* _LISTED RECORDS_

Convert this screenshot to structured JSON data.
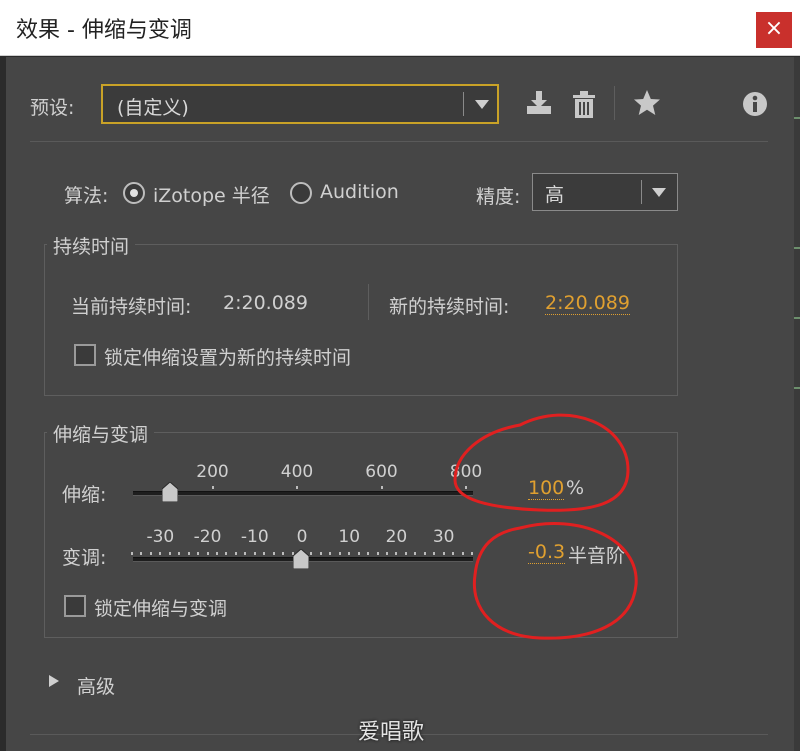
{
  "window": {
    "title": "效果 - 伸缩与变调",
    "close_glyph": "×"
  },
  "preset": {
    "label": "预设:",
    "value": "(自定义)"
  },
  "algorithm": {
    "label": "算法:",
    "options": [
      {
        "label": "iZotope 半径",
        "selected": true
      },
      {
        "label": "Audition",
        "selected": false
      }
    ]
  },
  "precision": {
    "label": "精度:",
    "value": "高"
  },
  "duration": {
    "group_title": "持续时间",
    "current_label": "当前持续时间:",
    "current_value": "2:20.089",
    "new_label": "新的持续时间:",
    "new_value": "2:20.089",
    "lock_label": "锁定伸缩设置为新的持续时间"
  },
  "stretch_pitch": {
    "group_title": "伸缩与变调",
    "stretch": {
      "label": "伸缩:",
      "ticks": [
        "200",
        "400",
        "600",
        "800"
      ],
      "min": 0,
      "max": 800,
      "value": 100,
      "display_value": "100",
      "unit": "%"
    },
    "pitch": {
      "label": "变调:",
      "ticks": [
        "-30",
        "-20",
        "-10",
        "0",
        "10",
        "20",
        "30"
      ],
      "min": -36,
      "max": 36,
      "value": -0.3,
      "display_value": "-0.3",
      "unit": "半音阶"
    },
    "lock_label": "锁定伸缩与变调"
  },
  "advanced": {
    "label": "高级"
  },
  "watermark": "爱唱歌",
  "icons": [
    "save-preset-icon",
    "delete-preset-icon",
    "favorite-star-icon",
    "info-icon"
  ],
  "colors": {
    "accent": "#e0a030",
    "highlight_border": "#c9a227",
    "annotation": "#e02020",
    "close": "#c9302c"
  }
}
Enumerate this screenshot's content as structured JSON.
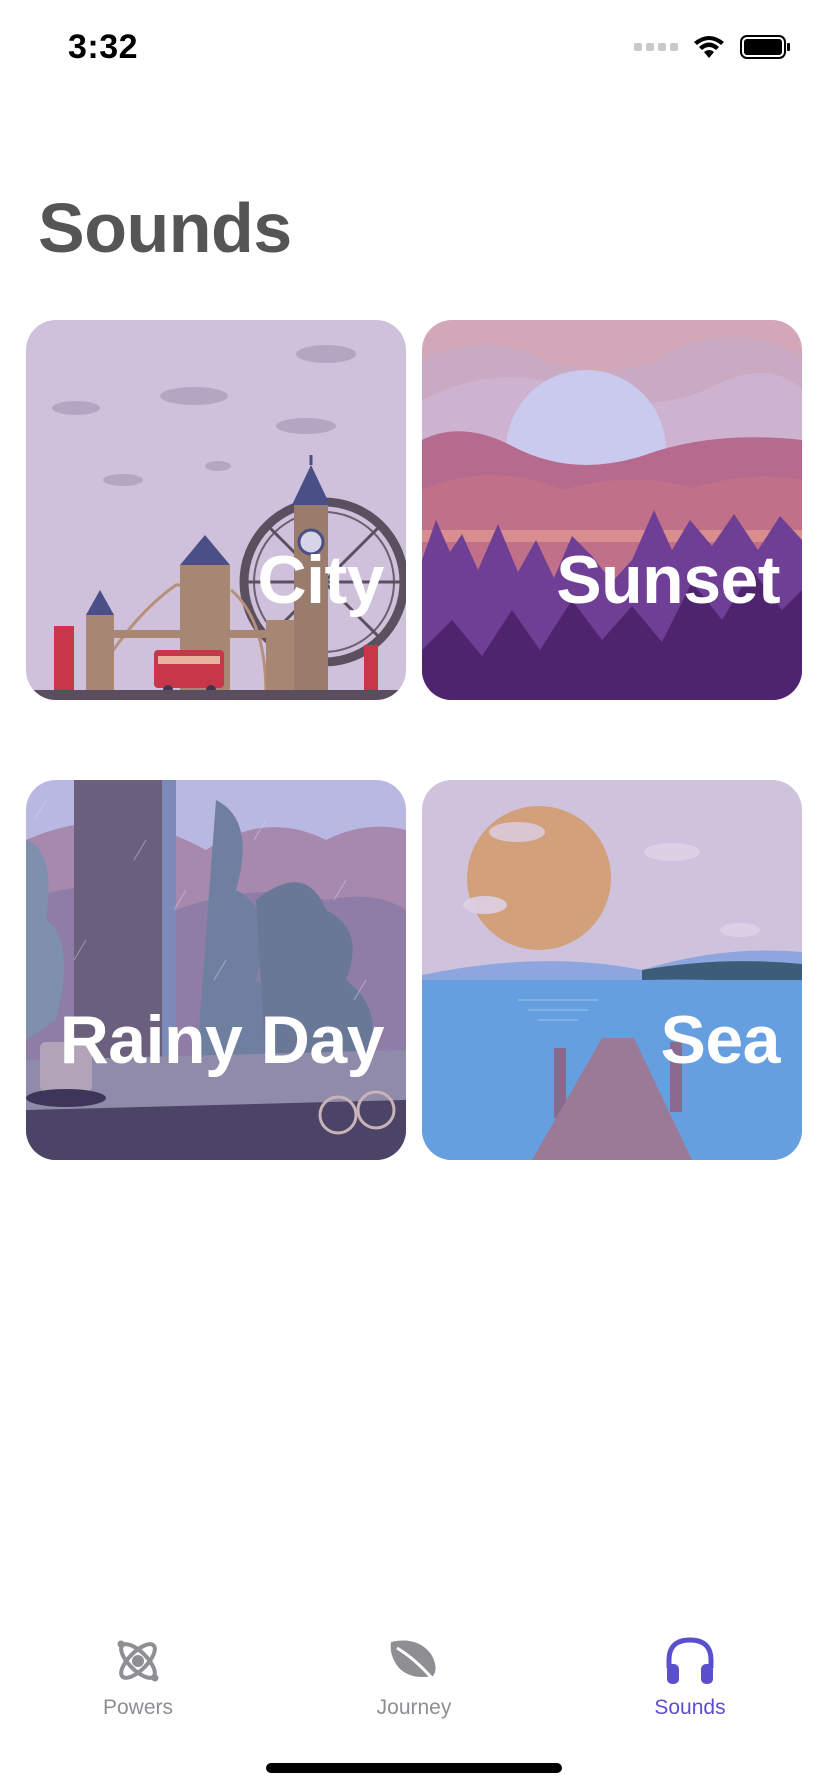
{
  "status_bar": {
    "time": "3:32"
  },
  "page": {
    "title": "Sounds"
  },
  "cards": [
    {
      "label": "City",
      "scene": "london-skyline"
    },
    {
      "label": "Sunset",
      "scene": "mountain-forest-sunset"
    },
    {
      "label": "Rainy Day",
      "scene": "rainy-window"
    },
    {
      "label": "Sea",
      "scene": "sea-pier"
    }
  ],
  "tab_bar": {
    "items": [
      {
        "label": "Powers",
        "icon": "atom-icon",
        "active": false
      },
      {
        "label": "Journey",
        "icon": "leaf-icon",
        "active": false
      },
      {
        "label": "Sounds",
        "icon": "headphones-icon",
        "active": true
      }
    ]
  },
  "colors": {
    "title": "#555555",
    "active_tab": "#5a4fcf",
    "inactive_tab": "#8e8e93"
  }
}
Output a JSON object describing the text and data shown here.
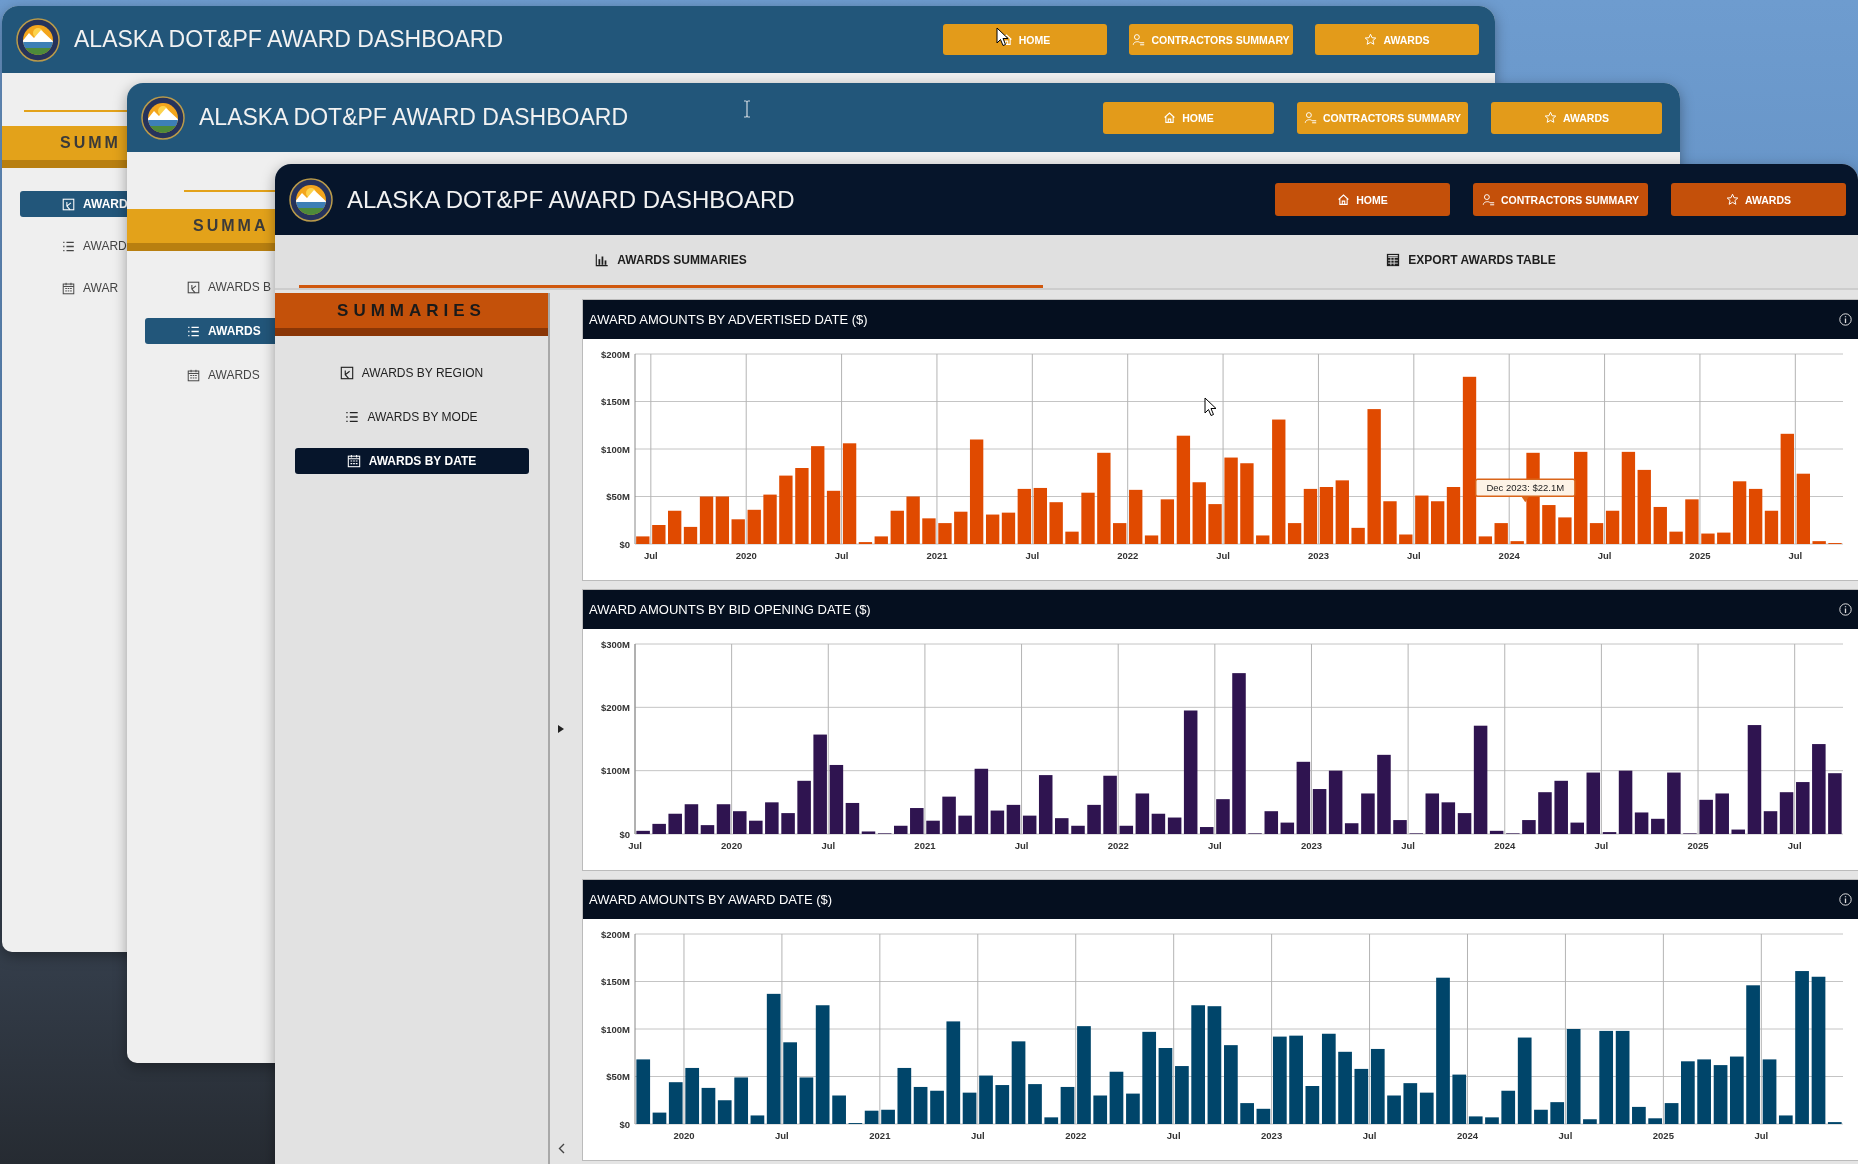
{
  "windows": [
    {
      "kind": "classic",
      "title": "ALASKA DOT&PF AWARD DASHBOARD",
      "nav_buttons": [
        {
          "kind": "home",
          "label": "HOME"
        },
        {
          "kind": "contractors",
          "label": "CONTRACTORS SUMMARY"
        },
        {
          "kind": "awards",
          "label": "AWARDS"
        }
      ],
      "sidebar": {
        "heading": "SUMM",
        "items": [
          {
            "kind": "region",
            "label": "AWARD",
            "selected": true
          },
          {
            "kind": "mode",
            "label": "AWARD",
            "selected": false
          },
          {
            "kind": "date",
            "label": "AWAR",
            "selected": false
          }
        ]
      }
    },
    {
      "kind": "classic",
      "title": "ALASKA DOT&PF AWARD DASHBOARD",
      "nav_buttons": [
        {
          "kind": "home",
          "label": "HOME"
        },
        {
          "kind": "contractors",
          "label": "CONTRACTORS SUMMARY"
        },
        {
          "kind": "awards",
          "label": "AWARDS"
        }
      ],
      "sidebar": {
        "heading": "SUMMA",
        "items": [
          {
            "kind": "region",
            "label": "AWARDS B",
            "selected": false
          },
          {
            "kind": "mode",
            "label": "AWARDS",
            "selected": true
          },
          {
            "kind": "date",
            "label": "AWARDS",
            "selected": false
          }
        ]
      }
    },
    {
      "kind": "dark",
      "title": "ALASKA DOT&PF AWARD DASHBOARD",
      "nav_buttons": [
        {
          "kind": "home",
          "label": "HOME"
        },
        {
          "kind": "contractors",
          "label": "CONTRACTORS SUMMARY"
        },
        {
          "kind": "awards",
          "label": "AWARDS"
        }
      ],
      "tabs": [
        {
          "kind": "chart",
          "label": "AWARDS SUMMARIES",
          "selected": true
        },
        {
          "kind": "table",
          "label": "EXPORT AWARDS TABLE",
          "selected": false
        }
      ],
      "sidebar": {
        "heading": "SUMMARIES",
        "items": [
          {
            "kind": "region",
            "label": "AWARDS BY REGION",
            "selected": false
          },
          {
            "kind": "mode",
            "label": "AWARDS BY MODE",
            "selected": false
          },
          {
            "kind": "date",
            "label": "AWARDS BY DATE",
            "selected": true
          }
        ]
      },
      "panels": [
        {
          "chart_data": {
            "type": "bar",
            "title": "AWARD AMOUNTS BY ADVERTISED DATE ($)",
            "grid": true,
            "x": [
              2019.458,
              2019.542,
              2019.625,
              2019.708,
              2019.792,
              2019.875,
              2019.958,
              2020.042,
              2020.125,
              2020.208,
              2020.292,
              2020.375,
              2020.458,
              2020.542,
              2020.625,
              2020.708,
              2020.792,
              2020.875,
              2020.958,
              2021.042,
              2021.125,
              2021.208,
              2021.292,
              2021.375,
              2021.458,
              2021.542,
              2021.625,
              2021.708,
              2021.792,
              2021.875,
              2021.958,
              2022.042,
              2022.125,
              2022.208,
              2022.292,
              2022.375,
              2022.458,
              2022.542,
              2022.625,
              2022.708,
              2022.792,
              2022.875,
              2022.958,
              2023.042,
              2023.125,
              2023.208,
              2023.292,
              2023.375,
              2023.458,
              2023.542,
              2023.625,
              2023.708,
              2023.792,
              2023.875,
              2023.958,
              2024.042,
              2024.125,
              2024.208,
              2024.292,
              2024.375,
              2024.458,
              2024.542,
              2024.625,
              2024.708,
              2024.792,
              2024.875,
              2024.958,
              2025.042,
              2025.125,
              2025.208,
              2025.292,
              2025.375,
              2025.458,
              2025.542,
              2025.625,
              2025.708
            ],
            "series": [
              {
                "color": "#e04a00",
                "values": [
                  8,
                  20,
                  35,
                  18,
                  50,
                  50,
                  26,
                  36,
                  52,
                  72,
                  80,
                  103,
                  56,
                  106,
                  2,
                  8,
                  35,
                  50,
                  27,
                  22,
                  34,
                  110,
                  31,
                  33,
                  58,
                  59,
                  44,
                  13,
                  54,
                  96,
                  22,
                  57,
                  9,
                  47,
                  114,
                  65,
                  42,
                  91,
                  85,
                  9,
                  131,
                  22,
                  58,
                  60,
                  67,
                  17,
                  142,
                  45,
                  10,
                  51,
                  45,
                  60,
                  176,
                  8,
                  22,
                  3,
                  96,
                  41,
                  28,
                  97,
                  22,
                  35,
                  97,
                  78,
                  39,
                  13,
                  47,
                  11,
                  12,
                  66,
                  58,
                  35,
                  116,
                  74,
                  3,
                  1
                ]
              }
            ],
            "xlim": [
              2019.417,
              2025.75
            ],
            "ylim": [
              0,
              200
            ],
            "yticks": [
              {
                "value": 0,
                "label": "$0"
              },
              {
                "value": 50,
                "label": "$50M"
              },
              {
                "value": 100,
                "label": "$100M"
              },
              {
                "value": 150,
                "label": "$150M"
              },
              {
                "value": 200,
                "label": "$200M"
              }
            ],
            "xticks": [
              {
                "value": 2019.5,
                "label": "Jul"
              },
              2020,
              {
                "value": 2020.5,
                "label": "Jul"
              },
              2021,
              {
                "value": 2021.5,
                "label": "Jul"
              },
              2022,
              {
                "value": 2022.5,
                "label": "Jul"
              },
              2023,
              {
                "value": 2023.5,
                "label": "Jul"
              },
              2024,
              {
                "value": 2024.5,
                "label": "Jul"
              },
              2025,
              {
                "value": 2025.5,
                "label": "Jul"
              }
            ],
            "annotations": [
              "Dec 2023: $22.1M"
            ]
          }
        },
        {
          "chart_data": {
            "type": "bar",
            "title": "AWARD AMOUNTS BY BID OPENING DATE ($)",
            "grid": true,
            "x": [
              2019.542,
              2019.625,
              2019.708,
              2019.792,
              2019.875,
              2019.958,
              2020.042,
              2020.125,
              2020.208,
              2020.292,
              2020.375,
              2020.458,
              2020.542,
              2020.625,
              2020.708,
              2020.792,
              2020.875,
              2020.958,
              2021.042,
              2021.125,
              2021.208,
              2021.292,
              2021.375,
              2021.458,
              2021.542,
              2021.625,
              2021.708,
              2021.792,
              2021.875,
              2021.958,
              2022.042,
              2022.125,
              2022.208,
              2022.292,
              2022.375,
              2022.458,
              2022.542,
              2022.625,
              2022.708,
              2022.792,
              2022.875,
              2022.958,
              2023.042,
              2023.125,
              2023.208,
              2023.292,
              2023.375,
              2023.458,
              2023.542,
              2023.625,
              2023.708,
              2023.792,
              2023.875,
              2023.958,
              2024.042,
              2024.125,
              2024.208,
              2024.292,
              2024.375,
              2024.458,
              2024.542,
              2024.625,
              2024.708,
              2024.792,
              2024.875,
              2024.958,
              2025.042,
              2025.125,
              2025.208,
              2025.292,
              2025.375,
              2025.458,
              2025.542,
              2025.625,
              2025.708
            ],
            "series": [
              {
                "color": "#2f1450",
                "values": [
                  5,
                  16,
                  32,
                  47,
                  14,
                  47,
                  36,
                  21,
                  50,
                  33,
                  84,
                  157,
                  109,
                  49,
                  4,
                  1,
                  13,
                  41,
                  21,
                  59,
                  29,
                  103,
                  37,
                  46,
                  29,
                  93,
                  25,
                  13,
                  46,
                  92,
                  13,
                  64,
                  32,
                  26,
                  195,
                  11,
                  55,
                  254,
                  1,
                  36,
                  18,
                  114,
                  71,
                  100,
                  17,
                  64,
                  125,
                  22,
                  1,
                  64,
                  50,
                  33,
                  171,
                  5,
                  1,
                  22,
                  66,
                  84,
                  18,
                  97,
                  3,
                  100,
                  34,
                  24,
                  97,
                  1,
                  54,
                  64,
                  7,
                  172,
                  36,
                  66,
                  82,
                  142,
                  96
                ]
              }
            ],
            "xlim": [
              2019.5,
              2025.75
            ],
            "ylim": [
              0,
              300
            ],
            "yticks": [
              {
                "value": 0,
                "label": "$0"
              },
              {
                "value": 100,
                "label": "$100M"
              },
              {
                "value": 200,
                "label": "$200M"
              },
              {
                "value": 300,
                "label": "$300M"
              }
            ],
            "xticks": [
              {
                "value": 2019.5,
                "label": "Jul"
              },
              2020,
              {
                "value": 2020.5,
                "label": "Jul"
              },
              2021,
              {
                "value": 2021.5,
                "label": "Jul"
              },
              2022,
              {
                "value": 2022.5,
                "label": "Jul"
              },
              2023,
              {
                "value": 2023.5,
                "label": "Jul"
              },
              2024,
              {
                "value": 2024.5,
                "label": "Jul"
              },
              2025,
              {
                "value": 2025.5,
                "label": "Jul"
              }
            ]
          }
        },
        {
          "chart_data": {
            "type": "bar",
            "title": "AWARD AMOUNTS BY AWARD DATE ($)",
            "grid": true,
            "x": [
              2019.792,
              2019.875,
              2019.958,
              2020.042,
              2020.125,
              2020.208,
              2020.292,
              2020.375,
              2020.458,
              2020.542,
              2020.625,
              2020.708,
              2020.792,
              2020.875,
              2020.958,
              2021.042,
              2021.125,
              2021.208,
              2021.292,
              2021.375,
              2021.458,
              2021.542,
              2021.625,
              2021.708,
              2021.792,
              2021.875,
              2021.958,
              2022.042,
              2022.125,
              2022.208,
              2022.292,
              2022.375,
              2022.458,
              2022.542,
              2022.625,
              2022.708,
              2022.792,
              2022.875,
              2022.958,
              2023.042,
              2023.125,
              2023.208,
              2023.292,
              2023.375,
              2023.458,
              2023.542,
              2023.625,
              2023.708,
              2023.792,
              2023.875,
              2023.958,
              2024.042,
              2024.125,
              2024.208,
              2024.292,
              2024.375,
              2024.458,
              2024.542,
              2024.625,
              2024.708,
              2024.792,
              2024.875,
              2024.958,
              2025.042,
              2025.125,
              2025.208,
              2025.292,
              2025.375,
              2025.458,
              2025.542,
              2025.625,
              2025.708,
              2025.792,
              2025.875
            ],
            "series": [
              {
                "color": "#00456a",
                "values": [
                  68,
                  12,
                  44,
                  59,
                  38,
                  25,
                  49,
                  9,
                  137,
                  86,
                  49,
                  125,
                  30,
                  1,
                  14,
                  15,
                  59,
                  39,
                  35,
                  108,
                  33,
                  51,
                  41,
                  87,
                  42,
                  7,
                  39,
                  103,
                  30,
                  55,
                  32,
                  97,
                  80,
                  61,
                  125,
                  124,
                  83,
                  22,
                  16,
                  92,
                  93,
                  40,
                  95,
                  76,
                  58,
                  79,
                  30,
                  43,
                  33,
                  154,
                  52,
                  8,
                  7,
                  35,
                  91,
                  15,
                  23,
                  100,
                  5,
                  98,
                  98,
                  18,
                  6,
                  22,
                  66,
                  68,
                  62,
                  71,
                  146,
                  68,
                  9,
                  161,
                  155,
                  2
                ]
              }
            ],
            "xlim": [
              2019.75,
              2025.917
            ],
            "ylim": [
              0,
              200
            ],
            "yticks": [
              {
                "value": 0,
                "label": "$0"
              },
              {
                "value": 50,
                "label": "$50M"
              },
              {
                "value": 100,
                "label": "$100M"
              },
              {
                "value": 150,
                "label": "$150M"
              },
              {
                "value": 200,
                "label": "$200M"
              }
            ],
            "xticks": [
              2020,
              {
                "value": 2020.5,
                "label": "Jul"
              },
              2021,
              {
                "value": 2021.5,
                "label": "Jul"
              },
              2022,
              {
                "value": 2022.5,
                "label": "Jul"
              },
              2023,
              {
                "value": 2023.5,
                "label": "Jul"
              },
              2024,
              {
                "value": 2024.5,
                "label": "Jul"
              },
              2025,
              {
                "value": 2025.5,
                "label": "Jul"
              }
            ]
          }
        }
      ]
    }
  ]
}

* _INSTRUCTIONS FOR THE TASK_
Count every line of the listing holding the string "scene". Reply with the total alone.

* _RESPONSE TO THIS EXERCISE_
4